[Element data from apps and pages]
== Segment start ==
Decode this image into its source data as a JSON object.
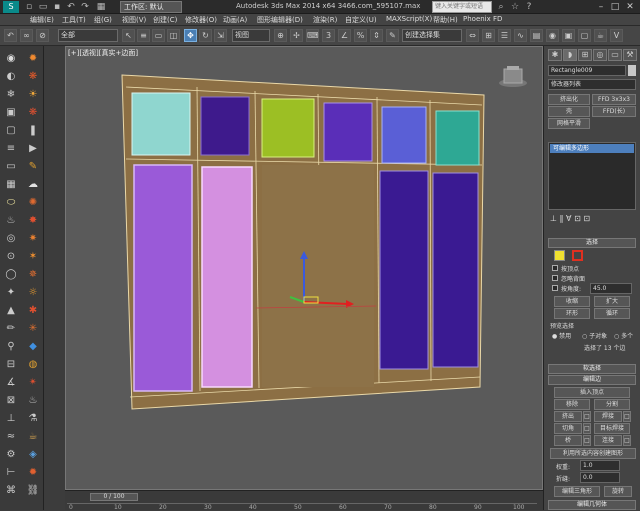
{
  "title_bar": {
    "workspace": "工作区: 默认",
    "app_title": "Autodesk 3ds Max  2014 x64       3466.com_595107.max",
    "search_placeholder": "键入关键字或短语",
    "min": "–",
    "max": "□",
    "close": "✕"
  },
  "menu": [
    "编辑(E)",
    "工具(T)",
    "组(G)",
    "视图(V)",
    "创建(C)",
    "修改器(O)",
    "动画(A)",
    "图形编辑器(D)",
    "渲染(R)",
    "自定义(U)",
    "MAXScript(X)",
    "帮助(H)",
    "Phoenix FD"
  ],
  "toolbar": {
    "filter_select": "全部",
    "view_select": "视图",
    "selection_set": "创建选择集"
  },
  "viewport": {
    "label": "[+][透视][真实+边面]"
  },
  "timeline": {
    "frame": "0 / 100",
    "ticks": [
      "0",
      "10",
      "20",
      "30",
      "40",
      "50",
      "60",
      "70",
      "80",
      "90",
      "100"
    ]
  },
  "command_panel": {
    "object_name": "Rectangle009",
    "modifier_list": "修改器列表",
    "buttons_row1": [
      "挤出化",
      "FFD 3x3x3"
    ],
    "buttons_row2": [
      "壳",
      "FFD(长)"
    ],
    "buttons_row3": [
      "网格平滑"
    ],
    "stack_item": "可编辑多边形",
    "selection_rollout": "选择",
    "by_vertex": "按顶点",
    "ignore_backfacing": "忽略背面",
    "by_angle": "按角度:",
    "angle_value": "45.0",
    "shrink": "收缩",
    "grow": "扩大",
    "ring": "环形",
    "loop": "循环",
    "preview_selection": "预览选择",
    "preview_off": "禁用",
    "preview_subobject": "子对象",
    "preview_multi": "多个",
    "selected_count": "选择了 13 个边",
    "soft_selection": "软选择",
    "edit_edges": "编辑边",
    "insert_vertex": "插入顶点",
    "remove": "移除",
    "split": "分割",
    "extrude": "挤出",
    "weld": "焊接",
    "chamfer": "切角",
    "target_weld": "目标焊接",
    "bridge": "桥",
    "connect": "连接",
    "create_shape": "利用所选内容创建图形",
    "weight_label": "权重:",
    "weight_value": "1.0",
    "crease_label": "折缝:",
    "crease_value": "0.0",
    "edit_tri": "编辑三角形",
    "rotate": "旋转",
    "edit_geo": "编辑几何体"
  },
  "colors": {
    "accent": "#4d7fbd",
    "door_frame": "#8c6f44",
    "panel_teal": "#8fd6cf",
    "panel_indigo": "#3e1a8c",
    "panel_lime": "#9cbf24",
    "panel_violet": "#5a2eb8",
    "panel_blue": "#5a5fd6",
    "panel_green": "#2ea894",
    "panel_lavender": "#9a5ad8",
    "panel_pink": "#d490e0",
    "panel_deep": "#3a1a92"
  }
}
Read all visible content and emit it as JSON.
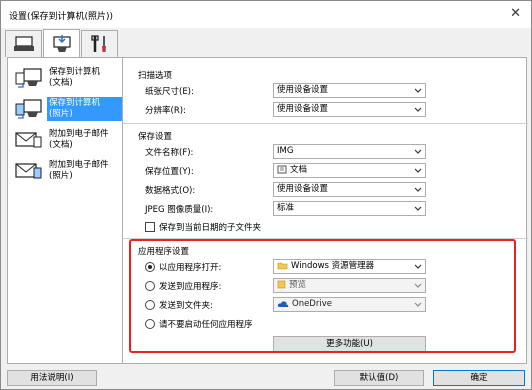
{
  "window": {
    "title": "设置(保存到计算机(照片))",
    "close": "✕"
  },
  "tabs": [
    {
      "name": "scan-tab"
    },
    {
      "name": "save-tab"
    },
    {
      "name": "tools-tab"
    }
  ],
  "nav": [
    {
      "label": "保存到计算机\n(文档)"
    },
    {
      "label": "保存到计算机\n(照片)",
      "selected": true
    },
    {
      "label": "附加到电子邮件\n(文档)"
    },
    {
      "label": "附加到电子邮件\n(照片)"
    }
  ],
  "scan_options": {
    "title": "扫描选项",
    "paper_size_label": "纸张尺寸(E):",
    "paper_size_value": "使用设备设置",
    "resolution_label": "分辨率(R):",
    "resolution_value": "使用设备设置"
  },
  "save_settings": {
    "title": "保存设置",
    "filename_label": "文件名称(F):",
    "filename_value": "IMG",
    "location_label": "保存位置(Y):",
    "location_value": "文档",
    "format_label": "数据格式(O):",
    "format_value": "使用设备设置",
    "jpeg_label": "JPEG 图像质量(I):",
    "jpeg_value": "标准",
    "subfolder_label": "保存到当前日期的子文件夹"
  },
  "app_settings": {
    "title": "应用程序设置",
    "open_label": "以应用程序打开:",
    "open_value": "Windows 资源管理器",
    "send_app_label": "发送到应用程序:",
    "send_app_value": "预览",
    "send_folder_label": "发送到文件夹:",
    "send_folder_value": "OneDrive",
    "none_label": "请不要启动任何应用程序",
    "more_button": "更多功能(U)"
  },
  "bottom": {
    "help": "用法说明(I)",
    "defaults": "默认值(D)",
    "ok": "确定"
  }
}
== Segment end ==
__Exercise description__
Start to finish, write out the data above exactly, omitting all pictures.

__Reply__
Decode this image into its source data as a JSON object.
{
  "title_bar": {
    "workspace": "工作区: 默认",
    "app_title": "Autodesk 3ds Max  2014 x64       3466.com_595107.max",
    "search_placeholder": "键入关键字或短语",
    "min": "–",
    "max": "□",
    "close": "✕"
  },
  "menu": [
    "编辑(E)",
    "工具(T)",
    "组(G)",
    "视图(V)",
    "创建(C)",
    "修改器(O)",
    "动画(A)",
    "图形编辑器(D)",
    "渲染(R)",
    "自定义(U)",
    "MAXScript(X)",
    "帮助(H)",
    "Phoenix FD"
  ],
  "toolbar": {
    "filter_select": "全部",
    "view_select": "视图",
    "selection_set": "创建选择集"
  },
  "viewport": {
    "label": "[+][透视][真实+边面]"
  },
  "timeline": {
    "frame": "0 / 100",
    "ticks": [
      "0",
      "10",
      "20",
      "30",
      "40",
      "50",
      "60",
      "70",
      "80",
      "90",
      "100"
    ]
  },
  "command_panel": {
    "object_name": "Rectangle009",
    "modifier_list": "修改器列表",
    "buttons_row1": [
      "挤出化",
      "FFD 3x3x3"
    ],
    "buttons_row2": [
      "壳",
      "FFD(长)"
    ],
    "buttons_row3": [
      "网格平滑"
    ],
    "stack_item": "可编辑多边形",
    "selection_rollout": "选择",
    "by_vertex": "按顶点",
    "ignore_backfacing": "忽略背面",
    "by_angle": "按角度:",
    "angle_value": "45.0",
    "shrink": "收缩",
    "grow": "扩大",
    "ring": "环形",
    "loop": "循环",
    "preview_selection": "预览选择",
    "preview_off": "禁用",
    "preview_subobject": "子对象",
    "preview_multi": "多个",
    "selected_count": "选择了 13 个边",
    "soft_selection": "软选择",
    "edit_edges": "编辑边",
    "insert_vertex": "插入顶点",
    "remove": "移除",
    "split": "分割",
    "extrude": "挤出",
    "weld": "焊接",
    "chamfer": "切角",
    "target_weld": "目标焊接",
    "bridge": "桥",
    "connect": "连接",
    "create_shape": "利用所选内容创建图形",
    "weight_label": "权重:",
    "weight_value": "1.0",
    "crease_label": "折缝:",
    "crease_value": "0.0",
    "edit_tri": "编辑三角形",
    "rotate": "旋转",
    "edit_geo": "编辑几何体"
  },
  "colors": {
    "accent": "#4d7fbd",
    "door_frame": "#8c6f44",
    "panel_teal": "#8fd6cf",
    "panel_indigo": "#3e1a8c",
    "panel_lime": "#9cbf24",
    "panel_violet": "#5a2eb8",
    "panel_blue": "#5a5fd6",
    "panel_green": "#2ea894",
    "panel_lavender": "#9a5ad8",
    "panel_pink": "#d490e0",
    "panel_deep": "#3a1a92"
  }
}
Read all visible content and emit it as JSON.
{
  "window": {
    "title": "设置(保存到计算机(照片))",
    "close": "✕"
  },
  "tabs": [
    {
      "name": "scan-tab"
    },
    {
      "name": "save-tab"
    },
    {
      "name": "tools-tab"
    }
  ],
  "nav": [
    {
      "label": "保存到计算机\n(文档)"
    },
    {
      "label": "保存到计算机\n(照片)",
      "selected": true
    },
    {
      "label": "附加到电子邮件\n(文档)"
    },
    {
      "label": "附加到电子邮件\n(照片)"
    }
  ],
  "scan_options": {
    "title": "扫描选项",
    "paper_size_label": "纸张尺寸(E):",
    "paper_size_value": "使用设备设置",
    "resolution_label": "分辨率(R):",
    "resolution_value": "使用设备设置"
  },
  "save_settings": {
    "title": "保存设置",
    "filename_label": "文件名称(F):",
    "filename_value": "IMG",
    "location_label": "保存位置(Y):",
    "location_value": "文档",
    "format_label": "数据格式(O):",
    "format_value": "使用设备设置",
    "jpeg_label": "JPEG 图像质量(I):",
    "jpeg_value": "标准",
    "subfolder_label": "保存到当前日期的子文件夹"
  },
  "app_settings": {
    "title": "应用程序设置",
    "open_label": "以应用程序打开:",
    "open_value": "Windows 资源管理器",
    "send_app_label": "发送到应用程序:",
    "send_app_value": "预览",
    "send_folder_label": "发送到文件夹:",
    "send_folder_value": "OneDrive",
    "none_label": "请不要启动任何应用程序",
    "more_button": "更多功能(U)"
  },
  "bottom": {
    "help": "用法说明(I)",
    "defaults": "默认值(D)",
    "ok": "确定"
  }
}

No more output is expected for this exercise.